*** DATA SUPPLIED Section Begins ***

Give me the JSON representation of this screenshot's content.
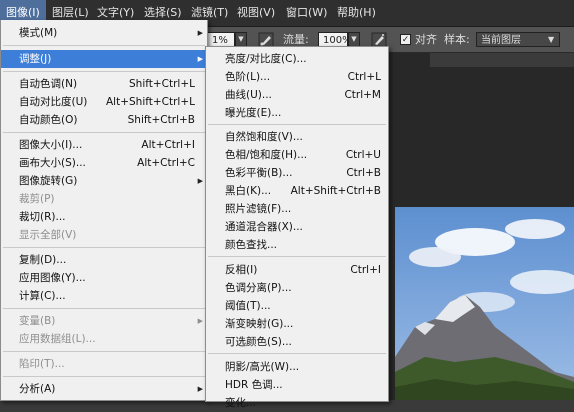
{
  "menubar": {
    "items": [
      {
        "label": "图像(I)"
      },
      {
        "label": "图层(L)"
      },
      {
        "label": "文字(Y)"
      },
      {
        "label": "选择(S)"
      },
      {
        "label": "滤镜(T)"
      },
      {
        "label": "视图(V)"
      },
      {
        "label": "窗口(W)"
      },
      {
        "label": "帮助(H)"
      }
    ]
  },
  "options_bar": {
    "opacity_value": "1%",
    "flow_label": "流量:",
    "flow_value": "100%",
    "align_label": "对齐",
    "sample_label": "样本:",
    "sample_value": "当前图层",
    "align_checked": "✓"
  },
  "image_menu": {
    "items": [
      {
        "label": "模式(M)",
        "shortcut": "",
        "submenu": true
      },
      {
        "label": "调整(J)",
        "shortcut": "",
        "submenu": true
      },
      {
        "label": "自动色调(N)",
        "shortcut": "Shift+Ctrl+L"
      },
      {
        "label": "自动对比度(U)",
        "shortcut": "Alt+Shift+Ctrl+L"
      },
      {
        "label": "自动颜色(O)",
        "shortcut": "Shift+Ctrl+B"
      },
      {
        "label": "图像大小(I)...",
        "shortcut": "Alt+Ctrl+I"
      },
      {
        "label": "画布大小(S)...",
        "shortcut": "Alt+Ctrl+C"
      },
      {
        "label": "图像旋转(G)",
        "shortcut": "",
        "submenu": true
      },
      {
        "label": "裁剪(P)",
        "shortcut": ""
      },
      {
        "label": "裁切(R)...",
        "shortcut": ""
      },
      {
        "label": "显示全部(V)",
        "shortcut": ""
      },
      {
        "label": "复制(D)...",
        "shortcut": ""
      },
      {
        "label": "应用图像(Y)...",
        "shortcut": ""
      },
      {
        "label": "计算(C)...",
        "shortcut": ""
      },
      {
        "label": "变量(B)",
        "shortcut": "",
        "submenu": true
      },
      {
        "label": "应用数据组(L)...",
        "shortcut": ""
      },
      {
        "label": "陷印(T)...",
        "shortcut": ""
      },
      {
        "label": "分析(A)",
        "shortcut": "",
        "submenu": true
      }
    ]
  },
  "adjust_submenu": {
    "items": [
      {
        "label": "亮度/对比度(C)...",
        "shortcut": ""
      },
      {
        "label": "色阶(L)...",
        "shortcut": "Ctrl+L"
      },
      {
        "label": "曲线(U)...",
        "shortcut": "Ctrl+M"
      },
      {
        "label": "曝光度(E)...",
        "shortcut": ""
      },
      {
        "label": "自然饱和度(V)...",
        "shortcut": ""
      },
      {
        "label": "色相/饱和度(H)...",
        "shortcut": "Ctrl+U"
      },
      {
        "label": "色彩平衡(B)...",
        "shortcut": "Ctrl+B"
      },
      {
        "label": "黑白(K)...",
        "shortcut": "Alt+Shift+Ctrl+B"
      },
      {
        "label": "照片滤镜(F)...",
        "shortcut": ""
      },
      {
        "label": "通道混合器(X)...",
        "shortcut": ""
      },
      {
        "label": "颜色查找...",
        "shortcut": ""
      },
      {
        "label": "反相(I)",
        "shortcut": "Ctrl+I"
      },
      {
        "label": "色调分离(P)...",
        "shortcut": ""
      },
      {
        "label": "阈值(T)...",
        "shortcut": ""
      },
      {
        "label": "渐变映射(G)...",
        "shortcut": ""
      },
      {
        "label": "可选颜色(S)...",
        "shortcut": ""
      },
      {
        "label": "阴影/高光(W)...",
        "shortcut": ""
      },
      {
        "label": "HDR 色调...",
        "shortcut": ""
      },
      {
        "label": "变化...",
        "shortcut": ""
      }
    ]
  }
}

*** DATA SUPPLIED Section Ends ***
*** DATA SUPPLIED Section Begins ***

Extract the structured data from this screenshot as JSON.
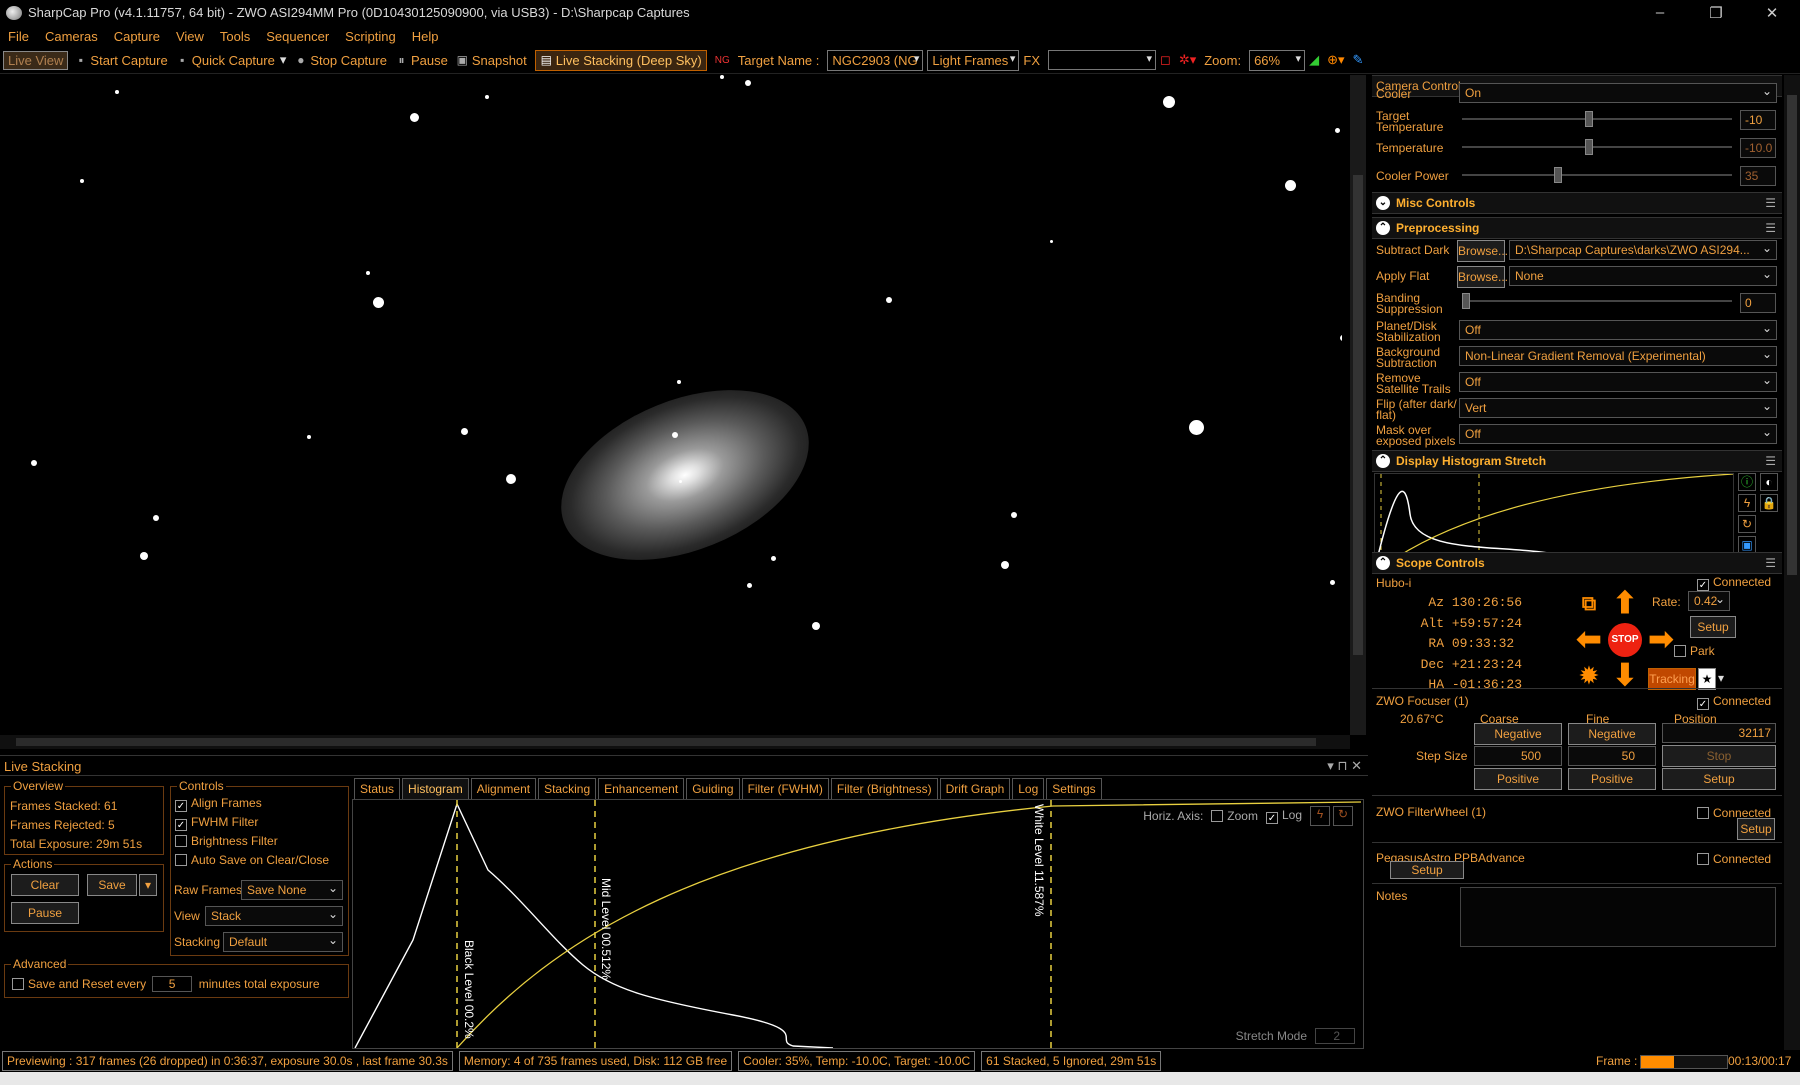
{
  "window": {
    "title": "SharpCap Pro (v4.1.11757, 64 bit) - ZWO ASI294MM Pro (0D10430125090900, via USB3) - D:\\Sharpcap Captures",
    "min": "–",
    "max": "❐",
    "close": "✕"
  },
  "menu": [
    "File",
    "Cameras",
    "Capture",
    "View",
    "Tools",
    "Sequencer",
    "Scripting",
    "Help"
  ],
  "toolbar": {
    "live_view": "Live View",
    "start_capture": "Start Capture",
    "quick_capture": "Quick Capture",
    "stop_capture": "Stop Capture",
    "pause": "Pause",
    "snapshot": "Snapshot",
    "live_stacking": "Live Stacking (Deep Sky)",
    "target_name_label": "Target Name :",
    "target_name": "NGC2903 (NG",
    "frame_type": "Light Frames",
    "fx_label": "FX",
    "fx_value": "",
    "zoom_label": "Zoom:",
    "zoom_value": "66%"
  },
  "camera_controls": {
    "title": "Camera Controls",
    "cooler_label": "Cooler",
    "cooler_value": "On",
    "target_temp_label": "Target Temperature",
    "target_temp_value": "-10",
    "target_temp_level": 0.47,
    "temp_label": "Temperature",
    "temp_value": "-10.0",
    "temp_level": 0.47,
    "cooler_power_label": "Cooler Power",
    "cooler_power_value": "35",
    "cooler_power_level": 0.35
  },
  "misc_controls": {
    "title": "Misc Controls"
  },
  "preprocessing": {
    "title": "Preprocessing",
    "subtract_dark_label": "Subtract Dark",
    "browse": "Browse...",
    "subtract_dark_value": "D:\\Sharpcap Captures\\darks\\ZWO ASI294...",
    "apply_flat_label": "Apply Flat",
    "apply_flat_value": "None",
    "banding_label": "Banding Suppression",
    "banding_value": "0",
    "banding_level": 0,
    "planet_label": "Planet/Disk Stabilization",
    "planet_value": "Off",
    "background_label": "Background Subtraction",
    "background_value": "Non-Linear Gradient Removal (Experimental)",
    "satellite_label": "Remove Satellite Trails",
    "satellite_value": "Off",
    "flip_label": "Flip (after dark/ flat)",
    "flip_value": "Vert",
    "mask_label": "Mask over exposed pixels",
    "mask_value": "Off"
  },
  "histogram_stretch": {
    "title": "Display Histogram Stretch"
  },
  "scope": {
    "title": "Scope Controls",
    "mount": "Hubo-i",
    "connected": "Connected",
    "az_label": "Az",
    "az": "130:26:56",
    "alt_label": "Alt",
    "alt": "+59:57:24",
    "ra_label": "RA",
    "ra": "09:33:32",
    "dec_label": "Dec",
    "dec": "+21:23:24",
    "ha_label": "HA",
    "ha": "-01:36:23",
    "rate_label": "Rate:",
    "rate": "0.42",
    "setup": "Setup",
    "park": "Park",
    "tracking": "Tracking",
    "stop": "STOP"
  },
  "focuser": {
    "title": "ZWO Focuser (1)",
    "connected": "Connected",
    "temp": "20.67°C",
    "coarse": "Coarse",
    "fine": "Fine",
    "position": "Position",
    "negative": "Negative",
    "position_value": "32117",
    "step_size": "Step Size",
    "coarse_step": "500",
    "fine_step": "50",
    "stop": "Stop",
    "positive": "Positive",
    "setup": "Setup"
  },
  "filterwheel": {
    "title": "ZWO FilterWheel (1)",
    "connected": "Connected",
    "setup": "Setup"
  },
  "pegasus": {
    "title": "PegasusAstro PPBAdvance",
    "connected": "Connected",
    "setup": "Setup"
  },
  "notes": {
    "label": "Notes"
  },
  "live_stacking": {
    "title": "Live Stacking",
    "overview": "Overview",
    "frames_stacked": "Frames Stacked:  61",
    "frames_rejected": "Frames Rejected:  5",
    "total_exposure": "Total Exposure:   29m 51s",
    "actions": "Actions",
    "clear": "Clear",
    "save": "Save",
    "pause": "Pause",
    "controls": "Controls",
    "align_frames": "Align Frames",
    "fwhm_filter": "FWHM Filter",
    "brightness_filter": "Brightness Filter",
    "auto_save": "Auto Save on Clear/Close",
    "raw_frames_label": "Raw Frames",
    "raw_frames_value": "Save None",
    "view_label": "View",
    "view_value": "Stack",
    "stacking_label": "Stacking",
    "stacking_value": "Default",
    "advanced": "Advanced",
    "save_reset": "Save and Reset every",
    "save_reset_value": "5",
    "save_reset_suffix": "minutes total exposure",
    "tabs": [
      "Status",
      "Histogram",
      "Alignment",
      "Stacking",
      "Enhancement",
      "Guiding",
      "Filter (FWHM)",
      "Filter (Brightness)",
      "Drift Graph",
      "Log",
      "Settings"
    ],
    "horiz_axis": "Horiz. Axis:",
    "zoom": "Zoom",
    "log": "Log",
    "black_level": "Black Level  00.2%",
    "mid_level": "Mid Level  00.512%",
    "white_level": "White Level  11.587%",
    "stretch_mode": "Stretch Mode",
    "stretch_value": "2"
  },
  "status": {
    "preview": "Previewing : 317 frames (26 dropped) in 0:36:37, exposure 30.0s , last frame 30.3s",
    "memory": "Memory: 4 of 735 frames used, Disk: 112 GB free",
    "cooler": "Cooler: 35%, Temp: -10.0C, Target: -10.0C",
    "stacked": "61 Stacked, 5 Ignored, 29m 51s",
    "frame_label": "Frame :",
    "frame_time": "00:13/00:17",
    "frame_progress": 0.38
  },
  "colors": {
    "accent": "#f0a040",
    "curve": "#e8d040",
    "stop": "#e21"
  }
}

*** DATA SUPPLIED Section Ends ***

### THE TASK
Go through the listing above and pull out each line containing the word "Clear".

### RESPONSE
    "clear": "Clear",
    "auto_save": "Auto Save on Clear/Close",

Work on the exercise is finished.